> [DESCRIPTION OF THE TASK]: Give back each line of the listing below that contains the string "позам".

> [SOURCE MATERIAL]:
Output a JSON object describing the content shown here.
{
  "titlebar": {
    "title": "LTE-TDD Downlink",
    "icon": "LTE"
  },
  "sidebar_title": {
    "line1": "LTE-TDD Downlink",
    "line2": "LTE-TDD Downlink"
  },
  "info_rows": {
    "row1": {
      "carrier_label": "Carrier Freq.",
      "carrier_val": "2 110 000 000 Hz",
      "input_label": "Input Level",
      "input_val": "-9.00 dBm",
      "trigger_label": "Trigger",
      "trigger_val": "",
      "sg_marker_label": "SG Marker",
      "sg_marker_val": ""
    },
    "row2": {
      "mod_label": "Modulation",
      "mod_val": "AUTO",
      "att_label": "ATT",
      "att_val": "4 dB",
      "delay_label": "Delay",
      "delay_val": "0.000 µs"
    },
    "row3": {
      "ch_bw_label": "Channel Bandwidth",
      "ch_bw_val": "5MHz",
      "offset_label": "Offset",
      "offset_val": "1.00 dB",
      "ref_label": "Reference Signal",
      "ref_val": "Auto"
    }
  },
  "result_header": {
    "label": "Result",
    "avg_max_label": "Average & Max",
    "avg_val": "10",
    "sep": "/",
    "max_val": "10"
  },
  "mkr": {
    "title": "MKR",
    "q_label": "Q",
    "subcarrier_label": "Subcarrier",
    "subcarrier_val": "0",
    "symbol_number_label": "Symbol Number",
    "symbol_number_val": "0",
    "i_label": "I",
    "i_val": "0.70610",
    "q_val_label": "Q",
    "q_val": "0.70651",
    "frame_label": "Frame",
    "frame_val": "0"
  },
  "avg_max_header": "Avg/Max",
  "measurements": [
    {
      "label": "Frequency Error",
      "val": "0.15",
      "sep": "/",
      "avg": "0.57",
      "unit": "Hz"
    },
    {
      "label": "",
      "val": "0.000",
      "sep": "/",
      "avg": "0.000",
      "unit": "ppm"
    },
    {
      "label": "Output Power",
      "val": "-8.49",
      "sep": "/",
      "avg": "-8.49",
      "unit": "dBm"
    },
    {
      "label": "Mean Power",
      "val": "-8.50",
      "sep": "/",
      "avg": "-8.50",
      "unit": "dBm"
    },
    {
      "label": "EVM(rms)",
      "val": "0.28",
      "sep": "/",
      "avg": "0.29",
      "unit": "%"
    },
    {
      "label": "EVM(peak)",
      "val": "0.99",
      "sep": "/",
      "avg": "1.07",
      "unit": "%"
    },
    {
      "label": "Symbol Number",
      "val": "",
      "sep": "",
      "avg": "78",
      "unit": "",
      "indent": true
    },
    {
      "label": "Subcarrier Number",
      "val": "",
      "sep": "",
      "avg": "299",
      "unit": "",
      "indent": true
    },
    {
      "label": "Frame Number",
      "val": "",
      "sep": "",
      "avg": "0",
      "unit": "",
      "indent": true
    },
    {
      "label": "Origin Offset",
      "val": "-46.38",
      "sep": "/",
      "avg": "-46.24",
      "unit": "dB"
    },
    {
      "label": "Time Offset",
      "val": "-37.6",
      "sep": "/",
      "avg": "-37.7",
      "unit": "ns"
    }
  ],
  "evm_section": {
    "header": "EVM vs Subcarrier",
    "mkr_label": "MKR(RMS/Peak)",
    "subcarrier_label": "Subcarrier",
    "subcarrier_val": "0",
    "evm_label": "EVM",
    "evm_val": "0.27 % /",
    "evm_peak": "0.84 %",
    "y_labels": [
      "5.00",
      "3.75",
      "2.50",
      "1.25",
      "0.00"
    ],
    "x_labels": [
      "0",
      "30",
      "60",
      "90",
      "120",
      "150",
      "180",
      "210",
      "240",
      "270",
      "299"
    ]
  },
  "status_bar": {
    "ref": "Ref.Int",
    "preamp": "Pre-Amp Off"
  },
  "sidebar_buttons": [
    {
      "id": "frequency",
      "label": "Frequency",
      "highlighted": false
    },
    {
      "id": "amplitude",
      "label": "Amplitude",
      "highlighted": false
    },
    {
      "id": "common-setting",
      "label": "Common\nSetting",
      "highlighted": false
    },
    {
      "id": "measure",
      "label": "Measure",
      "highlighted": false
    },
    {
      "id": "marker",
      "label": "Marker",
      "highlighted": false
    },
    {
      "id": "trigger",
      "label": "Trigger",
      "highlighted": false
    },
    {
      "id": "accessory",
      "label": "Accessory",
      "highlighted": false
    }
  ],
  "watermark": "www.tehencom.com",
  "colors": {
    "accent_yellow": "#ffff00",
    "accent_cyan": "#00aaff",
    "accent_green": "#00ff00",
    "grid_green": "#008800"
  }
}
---
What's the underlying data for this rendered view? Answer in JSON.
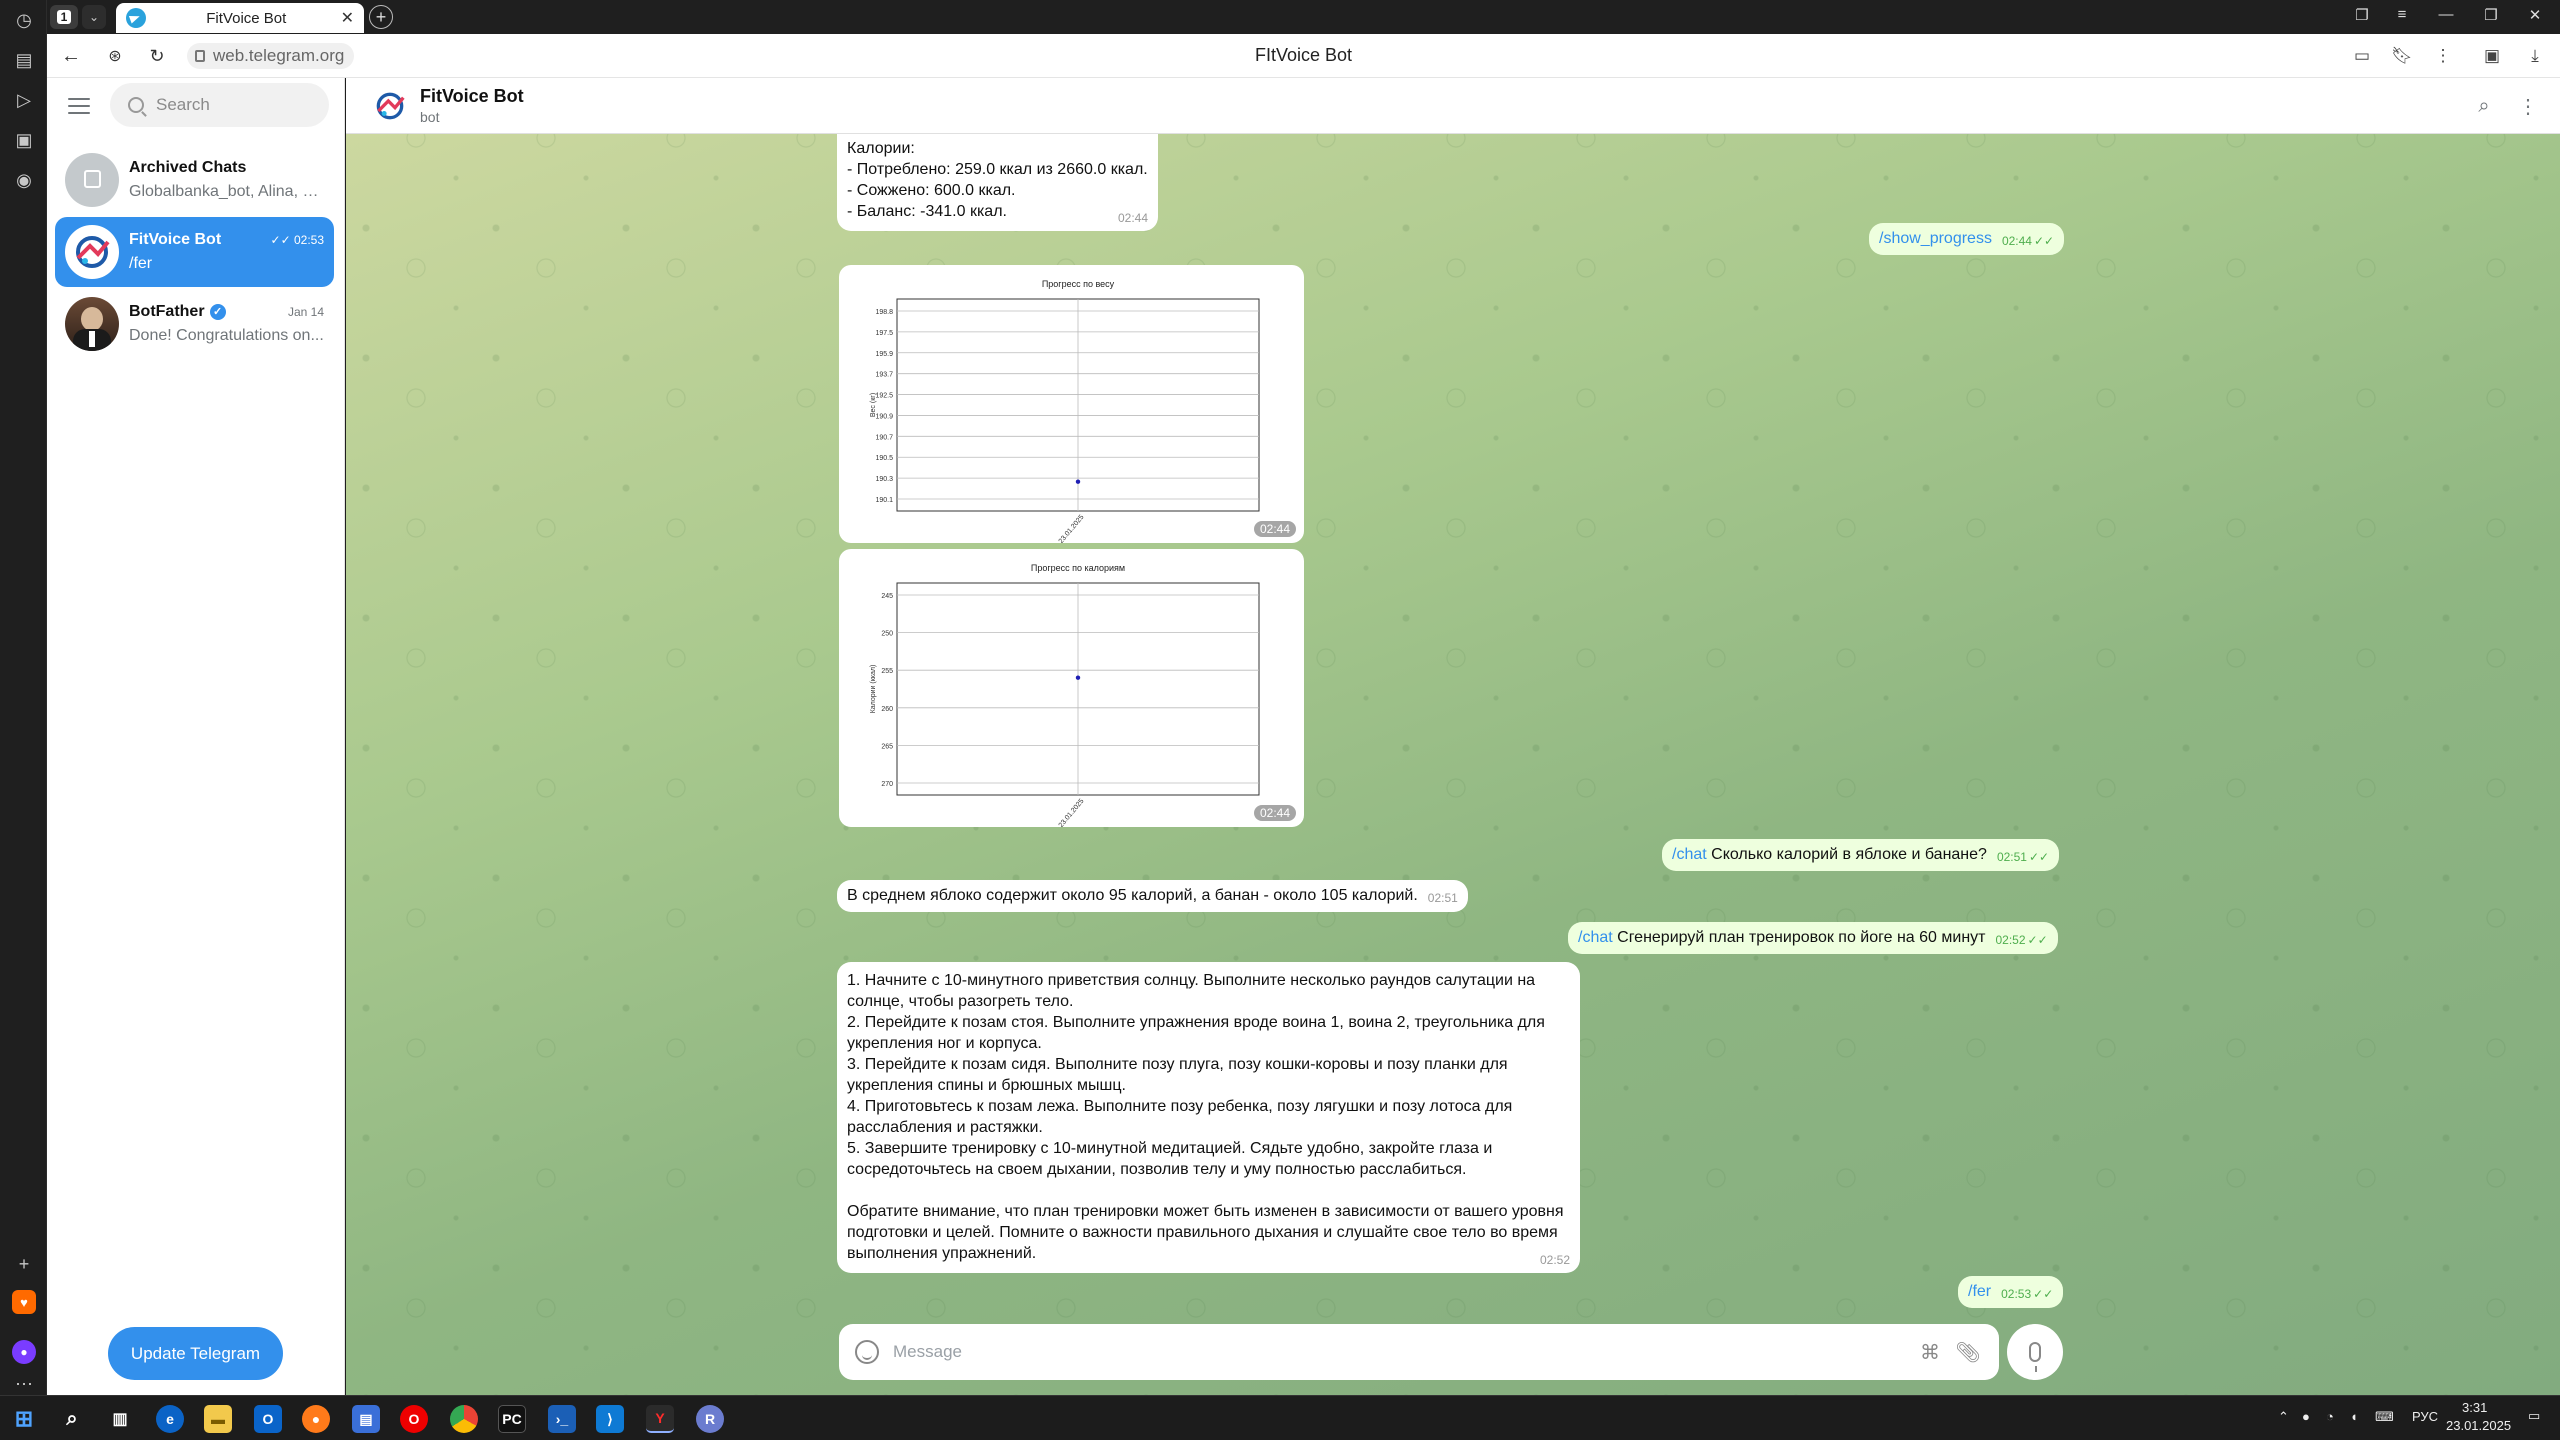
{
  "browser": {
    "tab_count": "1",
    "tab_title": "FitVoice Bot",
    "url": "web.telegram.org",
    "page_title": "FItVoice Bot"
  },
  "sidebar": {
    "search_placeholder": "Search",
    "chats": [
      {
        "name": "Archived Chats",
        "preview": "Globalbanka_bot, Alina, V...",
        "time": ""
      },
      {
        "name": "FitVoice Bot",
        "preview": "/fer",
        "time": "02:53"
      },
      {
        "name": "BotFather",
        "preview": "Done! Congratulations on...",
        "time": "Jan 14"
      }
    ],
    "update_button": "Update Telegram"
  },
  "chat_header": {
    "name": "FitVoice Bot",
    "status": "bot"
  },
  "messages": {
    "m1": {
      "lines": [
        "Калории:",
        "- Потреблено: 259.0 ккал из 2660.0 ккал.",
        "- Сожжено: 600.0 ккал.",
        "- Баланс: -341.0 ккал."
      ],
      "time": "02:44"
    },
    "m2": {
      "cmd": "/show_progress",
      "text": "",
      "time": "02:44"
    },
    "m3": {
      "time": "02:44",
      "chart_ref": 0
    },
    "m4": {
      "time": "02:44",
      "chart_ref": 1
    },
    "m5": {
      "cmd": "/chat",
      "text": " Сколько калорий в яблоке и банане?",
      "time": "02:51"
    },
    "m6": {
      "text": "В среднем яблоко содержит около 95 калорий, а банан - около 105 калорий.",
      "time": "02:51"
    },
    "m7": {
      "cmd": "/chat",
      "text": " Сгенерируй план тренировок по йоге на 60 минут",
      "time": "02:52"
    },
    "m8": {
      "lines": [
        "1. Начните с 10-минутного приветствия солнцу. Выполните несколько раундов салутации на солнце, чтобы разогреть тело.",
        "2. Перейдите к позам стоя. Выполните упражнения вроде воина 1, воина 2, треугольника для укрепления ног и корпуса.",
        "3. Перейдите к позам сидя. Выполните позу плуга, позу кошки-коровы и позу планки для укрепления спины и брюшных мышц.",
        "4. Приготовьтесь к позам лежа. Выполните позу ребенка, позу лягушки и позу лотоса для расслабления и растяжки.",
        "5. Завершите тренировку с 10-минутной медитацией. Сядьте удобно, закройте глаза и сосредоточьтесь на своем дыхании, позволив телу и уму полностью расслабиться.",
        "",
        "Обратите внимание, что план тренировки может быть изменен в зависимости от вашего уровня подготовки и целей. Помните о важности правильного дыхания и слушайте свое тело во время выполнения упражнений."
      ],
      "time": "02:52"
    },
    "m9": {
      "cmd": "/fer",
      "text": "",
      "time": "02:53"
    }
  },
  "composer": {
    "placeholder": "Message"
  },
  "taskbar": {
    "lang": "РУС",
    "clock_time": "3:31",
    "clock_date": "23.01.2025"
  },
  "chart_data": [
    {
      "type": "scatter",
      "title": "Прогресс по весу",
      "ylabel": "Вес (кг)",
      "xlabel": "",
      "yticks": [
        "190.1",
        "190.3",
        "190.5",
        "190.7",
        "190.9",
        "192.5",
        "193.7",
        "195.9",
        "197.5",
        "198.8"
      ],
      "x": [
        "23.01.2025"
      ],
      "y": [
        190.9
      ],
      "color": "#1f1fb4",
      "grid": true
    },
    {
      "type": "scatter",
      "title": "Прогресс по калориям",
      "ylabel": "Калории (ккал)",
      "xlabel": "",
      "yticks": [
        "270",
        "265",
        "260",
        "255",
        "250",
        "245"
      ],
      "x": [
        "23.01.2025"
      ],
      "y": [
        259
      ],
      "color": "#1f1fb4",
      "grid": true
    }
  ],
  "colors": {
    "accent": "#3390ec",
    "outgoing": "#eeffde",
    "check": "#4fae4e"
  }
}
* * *
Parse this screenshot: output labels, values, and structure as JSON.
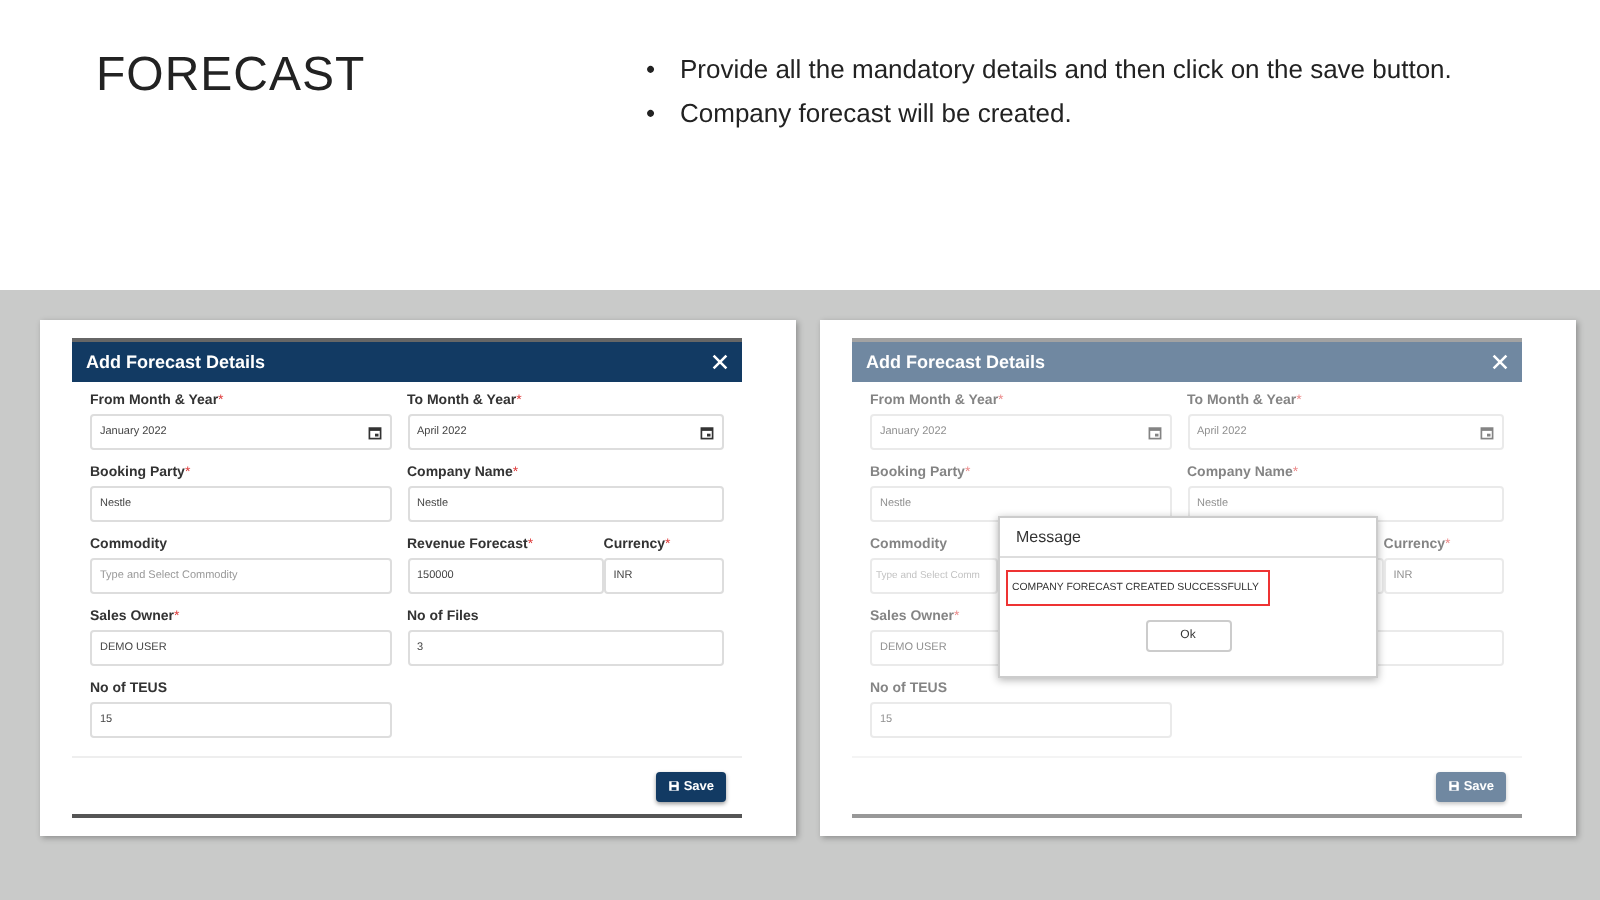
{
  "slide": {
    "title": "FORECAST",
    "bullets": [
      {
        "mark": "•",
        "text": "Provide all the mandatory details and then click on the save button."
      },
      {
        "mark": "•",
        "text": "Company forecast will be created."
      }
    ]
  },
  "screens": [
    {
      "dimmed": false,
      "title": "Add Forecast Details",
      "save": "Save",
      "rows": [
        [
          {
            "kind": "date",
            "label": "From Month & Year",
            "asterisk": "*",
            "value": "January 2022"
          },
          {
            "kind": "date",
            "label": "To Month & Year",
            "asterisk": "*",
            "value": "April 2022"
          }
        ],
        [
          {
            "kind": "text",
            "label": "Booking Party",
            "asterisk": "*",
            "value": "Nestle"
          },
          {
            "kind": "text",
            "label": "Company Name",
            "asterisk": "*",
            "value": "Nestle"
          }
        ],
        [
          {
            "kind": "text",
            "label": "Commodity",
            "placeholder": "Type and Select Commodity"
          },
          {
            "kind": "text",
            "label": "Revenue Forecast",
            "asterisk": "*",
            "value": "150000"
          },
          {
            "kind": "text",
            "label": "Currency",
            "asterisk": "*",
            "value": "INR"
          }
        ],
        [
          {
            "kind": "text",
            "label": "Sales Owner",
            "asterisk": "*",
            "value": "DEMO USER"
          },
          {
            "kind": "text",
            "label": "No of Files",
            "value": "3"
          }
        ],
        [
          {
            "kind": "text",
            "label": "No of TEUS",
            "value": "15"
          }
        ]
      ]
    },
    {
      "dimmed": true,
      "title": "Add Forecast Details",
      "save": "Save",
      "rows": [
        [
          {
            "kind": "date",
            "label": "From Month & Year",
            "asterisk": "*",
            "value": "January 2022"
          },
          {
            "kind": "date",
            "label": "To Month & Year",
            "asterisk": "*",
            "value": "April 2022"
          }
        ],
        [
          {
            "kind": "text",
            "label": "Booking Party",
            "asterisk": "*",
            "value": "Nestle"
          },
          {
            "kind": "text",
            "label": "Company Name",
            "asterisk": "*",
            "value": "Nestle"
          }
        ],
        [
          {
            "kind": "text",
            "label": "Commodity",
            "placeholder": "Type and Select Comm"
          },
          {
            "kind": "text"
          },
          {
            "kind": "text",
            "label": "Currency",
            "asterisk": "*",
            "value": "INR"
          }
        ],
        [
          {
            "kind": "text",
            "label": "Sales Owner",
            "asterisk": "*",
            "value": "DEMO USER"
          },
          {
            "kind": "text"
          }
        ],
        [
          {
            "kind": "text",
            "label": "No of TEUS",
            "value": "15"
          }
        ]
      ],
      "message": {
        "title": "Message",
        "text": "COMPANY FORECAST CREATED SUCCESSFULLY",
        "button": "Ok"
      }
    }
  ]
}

> [TASK ANSWER]:
        "2. Перейдите к позам стоя. Выполните упражнения вроде воина 1, воина 2, треугольника для укрепления ног и корпуса.",
        "3. Перейдите к позам сидя. Выполните позу плуга, позу кошки-коровы и позу планки для укрепления спины и брюшных мышц.",
        "4. Приготовьтесь к позам лежа. Выполните позу ребенка, позу лягушки и позу лотоса для расслабления и растяжки.",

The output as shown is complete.